“The issue is that in Greece the outcome raises the level of uncertainty a lot, because it’s not clear who can form the government or in fact how long they will last, and what their attitude to the current agreements that the Greek government had reached would be,” said Richard Yetsenga, Head of Global Markets at ANZ Research.
“The French outcome was as expected. The markets have already shifted to a view that austerity on its own wasn’t the right policy mix and that other things needed to be considered.”
In France, Socialist Francois Hollande swept to presidential election victory, ousting incumbent Nicolas Sarkozy who had played a key role in structuring bailout schemes for indebted euro zone members and pushed for strict fiscal policies aimed at managing huge debts, working closely with German Chancellor Angela Merkel.
Amid scepticism that a similar tie could be forged, Merkel invited Hollande to visit Berlin as soon he could for a meeting that would set the groundwork for a consensus on growth policies vital to the euro zone’s future health.
“Austerity will not work to solve Europe’s debt crisis. However, shifting austerity to higher earners and business will accelerate the debt crisis,” said Jeff Sica, president of SICA Wealth Management, which manages more than $1 billion in client assets, real estate and private equity holdings.
“The Merkel/Hollande initiative will never materialise due to Hollande and Merkel being polar opposites with no chance to agree on anything,” Sica said.
Much weaker-than-expected U.S. jobs data on Friday added to concerns, as it raised the biggest question mark yet about the prospects of growth in the world’s largest economy.
Mitsuru Sahara, chief FX manager at Bank of Tokyo Mitsubishi-UFJ in Tokyo, said the euro would remain pressured due to a bearish technical outlook, possibly moving towards the year-low near $1.26, while waning optimism about the U.S. economy could further weigh on investors’ risk appetite.
“Markets have been rallying so far this year on expectations about the solid U.S. economy, and if such views falter, it could snap uptrends in markets,” he said, adding that a series of speeches scheduled this week by Federal Reserve officials may shed light on the Fed’s latest view about U.S. growth.

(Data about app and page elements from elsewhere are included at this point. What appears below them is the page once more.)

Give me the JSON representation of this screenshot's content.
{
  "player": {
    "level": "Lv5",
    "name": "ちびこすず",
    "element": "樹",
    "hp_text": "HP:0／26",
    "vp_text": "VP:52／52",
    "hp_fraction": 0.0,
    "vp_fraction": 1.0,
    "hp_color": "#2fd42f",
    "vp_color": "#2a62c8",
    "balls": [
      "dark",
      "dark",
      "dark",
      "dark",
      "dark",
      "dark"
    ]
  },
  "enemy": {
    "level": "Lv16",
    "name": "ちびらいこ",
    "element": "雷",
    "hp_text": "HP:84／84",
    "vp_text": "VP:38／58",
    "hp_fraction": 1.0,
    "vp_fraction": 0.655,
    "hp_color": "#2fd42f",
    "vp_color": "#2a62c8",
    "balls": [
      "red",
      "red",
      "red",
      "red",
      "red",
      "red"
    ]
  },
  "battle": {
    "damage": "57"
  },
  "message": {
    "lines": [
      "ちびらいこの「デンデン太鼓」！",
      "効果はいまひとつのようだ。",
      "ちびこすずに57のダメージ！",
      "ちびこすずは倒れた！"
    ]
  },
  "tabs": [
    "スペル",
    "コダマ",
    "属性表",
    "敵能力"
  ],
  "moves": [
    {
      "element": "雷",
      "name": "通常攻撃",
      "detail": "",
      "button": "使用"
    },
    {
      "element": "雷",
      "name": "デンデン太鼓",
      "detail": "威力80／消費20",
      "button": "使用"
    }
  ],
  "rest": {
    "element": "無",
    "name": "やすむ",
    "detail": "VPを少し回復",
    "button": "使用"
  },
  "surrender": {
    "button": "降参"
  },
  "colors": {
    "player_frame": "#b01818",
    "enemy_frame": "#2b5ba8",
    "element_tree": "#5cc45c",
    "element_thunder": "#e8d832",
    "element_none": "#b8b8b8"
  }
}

Chinese data due later this week, including trade balance figures, consumer prices and industrial output, was also in focus. Weaker data from the world’s second-largest economy could underscore how vulnerable the global growth outlook is and further dent investor risk appetite.
Wall Street posted its biggest weekly fall this year after U.S. jobs data showed 115,000 workers were hired in April, well below forecasts of 170,000.
U.S. crude futures dropped more than $3 a barrel while Brent crude fell more than $2.50 after the election results and U.S. jobs data. U.S. crude was last down 1.5 percent at $97.04 while Brent was down 0.7 percent at $112.42.
The Australian dollar, sensitive to commodities demand and hence growth expectations, fell to a four-month low near $1.0110 on Monday while the euro fell to its lowest since January 25 at $1.2955.
Risk aversion hit Asian credit markets, pushing the spread on the iTraxx Asia ex-Japan investment-grade index wider by 11 basis points, but safe-haven assets such as government debt and the yen rose.
The yen’s strength hit Japanese exporters, which along with financials, sent the Nikkei stock average tanking as much as 2.9 percent to a three-month low.
The dollar eased 0.2 percent at 79.77 yen, after the yen firmed against the euro to its highest level since mid-February at 103.24 yen.
The yield on the benchmark 10-year Japanese government bond slipped to 0.865 percent, its lowest level since October 2010, while 10-year Treasury yields slumped to 1.83 percent from 1.88 percent on Friday.
The dollar rose against a basket of major currencies to a three-week high, making dollar-priced commodities less attractive to buyers holding other currencies and weighing on spot gold which fell 0.3 percent to $1,637.56 an ounce.
Additional reporting by Meeyoung Cho in Seoul and Francis Kan in Singapore; Editing by Alex Richardson